_About this task_
Below are entries; work out how many of their lines hold "content", giving only that number.

-=-=-=-=-

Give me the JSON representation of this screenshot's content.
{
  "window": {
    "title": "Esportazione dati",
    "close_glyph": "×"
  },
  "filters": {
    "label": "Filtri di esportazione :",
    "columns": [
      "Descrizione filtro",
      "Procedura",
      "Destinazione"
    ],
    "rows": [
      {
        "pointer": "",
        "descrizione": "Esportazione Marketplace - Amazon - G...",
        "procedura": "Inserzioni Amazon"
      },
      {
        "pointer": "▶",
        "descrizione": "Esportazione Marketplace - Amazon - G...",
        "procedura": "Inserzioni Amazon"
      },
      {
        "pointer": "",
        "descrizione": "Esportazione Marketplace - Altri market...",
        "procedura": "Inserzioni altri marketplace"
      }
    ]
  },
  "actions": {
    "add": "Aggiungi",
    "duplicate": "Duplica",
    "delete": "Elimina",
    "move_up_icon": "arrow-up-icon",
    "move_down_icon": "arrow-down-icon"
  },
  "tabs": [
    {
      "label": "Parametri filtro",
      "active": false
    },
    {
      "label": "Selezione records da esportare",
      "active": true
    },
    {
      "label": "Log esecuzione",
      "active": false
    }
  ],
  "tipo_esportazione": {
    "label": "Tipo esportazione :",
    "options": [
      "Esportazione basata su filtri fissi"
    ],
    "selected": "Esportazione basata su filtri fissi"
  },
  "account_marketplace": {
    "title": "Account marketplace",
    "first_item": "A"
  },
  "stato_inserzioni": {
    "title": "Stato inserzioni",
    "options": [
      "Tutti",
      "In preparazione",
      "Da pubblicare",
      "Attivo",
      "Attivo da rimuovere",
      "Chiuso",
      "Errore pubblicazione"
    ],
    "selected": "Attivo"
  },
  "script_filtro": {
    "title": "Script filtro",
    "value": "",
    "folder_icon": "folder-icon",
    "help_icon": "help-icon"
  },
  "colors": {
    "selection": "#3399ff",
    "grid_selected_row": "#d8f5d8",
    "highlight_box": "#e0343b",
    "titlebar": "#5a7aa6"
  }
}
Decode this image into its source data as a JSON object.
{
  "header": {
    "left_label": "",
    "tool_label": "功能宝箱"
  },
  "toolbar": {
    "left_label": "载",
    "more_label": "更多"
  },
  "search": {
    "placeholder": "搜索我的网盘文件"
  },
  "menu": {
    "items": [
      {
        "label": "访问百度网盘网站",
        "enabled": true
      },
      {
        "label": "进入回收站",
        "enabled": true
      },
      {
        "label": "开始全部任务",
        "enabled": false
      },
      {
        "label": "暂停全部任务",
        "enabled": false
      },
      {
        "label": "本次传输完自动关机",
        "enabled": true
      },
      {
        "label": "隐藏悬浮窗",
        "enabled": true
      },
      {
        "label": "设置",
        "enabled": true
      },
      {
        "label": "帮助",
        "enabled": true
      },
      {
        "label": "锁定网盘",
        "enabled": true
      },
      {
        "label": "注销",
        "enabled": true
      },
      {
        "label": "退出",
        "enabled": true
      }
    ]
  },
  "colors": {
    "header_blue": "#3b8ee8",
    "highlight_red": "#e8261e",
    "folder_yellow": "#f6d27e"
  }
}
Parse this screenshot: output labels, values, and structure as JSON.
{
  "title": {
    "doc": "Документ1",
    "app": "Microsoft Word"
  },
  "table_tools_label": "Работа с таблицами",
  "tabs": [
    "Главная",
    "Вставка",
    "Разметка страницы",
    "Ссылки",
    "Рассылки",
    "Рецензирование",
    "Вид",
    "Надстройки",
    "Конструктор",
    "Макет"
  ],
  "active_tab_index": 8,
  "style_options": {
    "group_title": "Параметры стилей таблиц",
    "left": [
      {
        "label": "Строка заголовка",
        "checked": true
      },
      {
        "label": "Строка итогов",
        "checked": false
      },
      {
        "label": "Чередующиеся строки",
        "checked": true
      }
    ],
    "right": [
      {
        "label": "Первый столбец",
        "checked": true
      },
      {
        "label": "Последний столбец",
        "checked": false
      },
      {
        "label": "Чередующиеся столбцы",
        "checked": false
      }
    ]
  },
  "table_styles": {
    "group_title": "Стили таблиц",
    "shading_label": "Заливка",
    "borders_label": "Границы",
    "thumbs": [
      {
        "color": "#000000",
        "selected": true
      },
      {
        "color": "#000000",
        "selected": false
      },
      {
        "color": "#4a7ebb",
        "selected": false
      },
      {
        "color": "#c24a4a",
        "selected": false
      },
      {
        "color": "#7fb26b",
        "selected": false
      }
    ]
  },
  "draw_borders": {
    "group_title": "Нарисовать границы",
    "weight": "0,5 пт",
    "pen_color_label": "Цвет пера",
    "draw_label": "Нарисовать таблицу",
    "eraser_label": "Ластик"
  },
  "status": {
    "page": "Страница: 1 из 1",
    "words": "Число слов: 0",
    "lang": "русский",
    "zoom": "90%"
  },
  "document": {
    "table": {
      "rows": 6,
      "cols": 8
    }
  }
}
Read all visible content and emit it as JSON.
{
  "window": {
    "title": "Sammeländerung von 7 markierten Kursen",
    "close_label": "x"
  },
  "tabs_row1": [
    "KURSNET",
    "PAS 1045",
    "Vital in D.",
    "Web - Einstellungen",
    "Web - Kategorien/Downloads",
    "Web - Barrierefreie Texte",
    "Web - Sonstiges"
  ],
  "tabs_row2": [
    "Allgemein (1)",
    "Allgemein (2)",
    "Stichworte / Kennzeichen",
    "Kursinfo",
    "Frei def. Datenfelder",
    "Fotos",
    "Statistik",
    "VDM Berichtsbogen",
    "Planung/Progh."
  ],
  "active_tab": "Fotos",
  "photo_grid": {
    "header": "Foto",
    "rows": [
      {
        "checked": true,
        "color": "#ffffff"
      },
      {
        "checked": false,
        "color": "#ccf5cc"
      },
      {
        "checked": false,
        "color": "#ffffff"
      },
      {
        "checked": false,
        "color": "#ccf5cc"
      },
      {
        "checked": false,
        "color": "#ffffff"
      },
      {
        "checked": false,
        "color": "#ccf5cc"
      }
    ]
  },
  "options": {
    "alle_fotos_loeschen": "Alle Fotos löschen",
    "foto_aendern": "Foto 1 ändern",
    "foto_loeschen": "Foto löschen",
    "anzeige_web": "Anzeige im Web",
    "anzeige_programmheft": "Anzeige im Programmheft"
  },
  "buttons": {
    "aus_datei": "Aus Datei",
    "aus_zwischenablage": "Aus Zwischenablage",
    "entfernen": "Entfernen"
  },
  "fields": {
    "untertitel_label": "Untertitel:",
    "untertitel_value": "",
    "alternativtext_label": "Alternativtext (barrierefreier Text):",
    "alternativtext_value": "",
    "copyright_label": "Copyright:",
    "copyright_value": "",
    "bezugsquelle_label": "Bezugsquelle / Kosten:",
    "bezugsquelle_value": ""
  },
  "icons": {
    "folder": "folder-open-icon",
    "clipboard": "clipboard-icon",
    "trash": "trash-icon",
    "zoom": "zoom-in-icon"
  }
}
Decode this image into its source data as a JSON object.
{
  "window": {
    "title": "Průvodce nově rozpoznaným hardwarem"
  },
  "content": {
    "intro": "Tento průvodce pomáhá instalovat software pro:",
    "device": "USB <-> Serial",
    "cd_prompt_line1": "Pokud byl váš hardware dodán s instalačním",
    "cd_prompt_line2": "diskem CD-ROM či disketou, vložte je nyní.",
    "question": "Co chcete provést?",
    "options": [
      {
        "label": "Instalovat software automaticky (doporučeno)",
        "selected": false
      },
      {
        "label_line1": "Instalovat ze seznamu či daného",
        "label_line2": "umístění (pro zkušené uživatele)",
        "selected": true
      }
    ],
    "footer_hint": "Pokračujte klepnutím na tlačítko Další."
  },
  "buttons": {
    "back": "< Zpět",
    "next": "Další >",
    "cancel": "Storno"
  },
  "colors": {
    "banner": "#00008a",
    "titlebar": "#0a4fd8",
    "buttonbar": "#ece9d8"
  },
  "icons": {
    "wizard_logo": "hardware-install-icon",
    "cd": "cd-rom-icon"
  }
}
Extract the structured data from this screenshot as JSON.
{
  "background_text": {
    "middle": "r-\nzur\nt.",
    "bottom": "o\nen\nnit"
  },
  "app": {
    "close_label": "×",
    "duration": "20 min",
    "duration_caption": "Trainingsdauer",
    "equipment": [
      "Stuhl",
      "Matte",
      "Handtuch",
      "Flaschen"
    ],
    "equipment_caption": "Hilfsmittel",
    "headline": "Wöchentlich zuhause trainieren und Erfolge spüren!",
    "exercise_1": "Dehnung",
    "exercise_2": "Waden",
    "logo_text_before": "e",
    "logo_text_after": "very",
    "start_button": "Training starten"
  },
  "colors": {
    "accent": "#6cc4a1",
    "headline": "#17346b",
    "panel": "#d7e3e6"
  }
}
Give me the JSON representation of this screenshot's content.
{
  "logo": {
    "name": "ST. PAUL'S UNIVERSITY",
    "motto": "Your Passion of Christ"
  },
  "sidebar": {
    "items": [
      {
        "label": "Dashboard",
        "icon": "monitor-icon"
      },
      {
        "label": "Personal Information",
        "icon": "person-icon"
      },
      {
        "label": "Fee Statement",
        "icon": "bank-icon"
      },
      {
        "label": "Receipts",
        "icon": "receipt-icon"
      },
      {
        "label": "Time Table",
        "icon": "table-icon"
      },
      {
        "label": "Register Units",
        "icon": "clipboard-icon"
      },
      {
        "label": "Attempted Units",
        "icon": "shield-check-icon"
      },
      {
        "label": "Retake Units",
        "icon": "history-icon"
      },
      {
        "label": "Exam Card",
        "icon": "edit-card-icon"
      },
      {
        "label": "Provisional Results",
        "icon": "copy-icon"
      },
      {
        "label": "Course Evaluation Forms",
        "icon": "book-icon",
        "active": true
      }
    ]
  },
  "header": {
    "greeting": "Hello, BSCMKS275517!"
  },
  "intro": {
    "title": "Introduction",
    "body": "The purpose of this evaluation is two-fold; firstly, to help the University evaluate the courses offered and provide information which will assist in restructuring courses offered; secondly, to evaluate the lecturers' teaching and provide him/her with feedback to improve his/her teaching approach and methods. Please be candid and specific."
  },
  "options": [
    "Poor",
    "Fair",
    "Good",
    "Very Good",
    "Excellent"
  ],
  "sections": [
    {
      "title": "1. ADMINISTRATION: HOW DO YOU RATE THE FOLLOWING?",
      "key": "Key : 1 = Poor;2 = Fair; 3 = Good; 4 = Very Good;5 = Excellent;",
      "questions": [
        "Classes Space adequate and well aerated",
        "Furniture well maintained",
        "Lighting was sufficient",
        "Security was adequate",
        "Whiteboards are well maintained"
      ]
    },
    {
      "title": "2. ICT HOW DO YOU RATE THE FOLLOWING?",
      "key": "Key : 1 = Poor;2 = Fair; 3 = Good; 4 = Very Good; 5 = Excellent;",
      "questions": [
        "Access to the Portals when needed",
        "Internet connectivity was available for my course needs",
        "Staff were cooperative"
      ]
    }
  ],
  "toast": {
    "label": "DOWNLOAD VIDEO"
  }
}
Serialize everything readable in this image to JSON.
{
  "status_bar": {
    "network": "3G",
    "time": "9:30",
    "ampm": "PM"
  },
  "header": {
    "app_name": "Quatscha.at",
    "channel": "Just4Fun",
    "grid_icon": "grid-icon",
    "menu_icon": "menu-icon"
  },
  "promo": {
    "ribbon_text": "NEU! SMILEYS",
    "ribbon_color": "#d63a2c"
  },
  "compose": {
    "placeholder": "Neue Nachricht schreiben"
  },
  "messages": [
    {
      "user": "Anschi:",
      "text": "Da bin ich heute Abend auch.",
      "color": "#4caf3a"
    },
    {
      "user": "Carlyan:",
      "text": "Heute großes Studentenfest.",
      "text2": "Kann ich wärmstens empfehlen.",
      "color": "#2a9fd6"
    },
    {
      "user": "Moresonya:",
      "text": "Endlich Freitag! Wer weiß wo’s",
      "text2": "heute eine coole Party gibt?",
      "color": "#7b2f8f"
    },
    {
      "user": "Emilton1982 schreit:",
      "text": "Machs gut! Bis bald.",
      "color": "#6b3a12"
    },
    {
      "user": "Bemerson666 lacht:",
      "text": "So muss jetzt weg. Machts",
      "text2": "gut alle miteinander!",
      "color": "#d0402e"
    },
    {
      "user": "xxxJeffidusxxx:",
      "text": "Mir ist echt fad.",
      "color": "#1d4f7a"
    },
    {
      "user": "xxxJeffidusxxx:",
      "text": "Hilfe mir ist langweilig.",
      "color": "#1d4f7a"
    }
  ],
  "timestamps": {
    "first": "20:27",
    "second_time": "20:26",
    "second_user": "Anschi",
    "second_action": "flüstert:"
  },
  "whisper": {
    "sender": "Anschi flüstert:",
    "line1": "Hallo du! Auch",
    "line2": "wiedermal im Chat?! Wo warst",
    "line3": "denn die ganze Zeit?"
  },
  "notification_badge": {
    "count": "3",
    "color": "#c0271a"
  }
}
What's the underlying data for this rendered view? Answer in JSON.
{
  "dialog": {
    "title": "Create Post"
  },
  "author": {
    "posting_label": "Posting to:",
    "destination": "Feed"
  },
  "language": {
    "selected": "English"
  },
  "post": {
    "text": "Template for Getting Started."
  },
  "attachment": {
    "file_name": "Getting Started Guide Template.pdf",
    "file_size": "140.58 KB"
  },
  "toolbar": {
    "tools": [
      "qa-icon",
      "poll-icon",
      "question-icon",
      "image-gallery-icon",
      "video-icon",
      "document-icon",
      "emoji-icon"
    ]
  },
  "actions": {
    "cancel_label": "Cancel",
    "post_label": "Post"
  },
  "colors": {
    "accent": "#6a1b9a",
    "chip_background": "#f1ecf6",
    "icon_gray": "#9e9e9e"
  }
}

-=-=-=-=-

_Output below_
4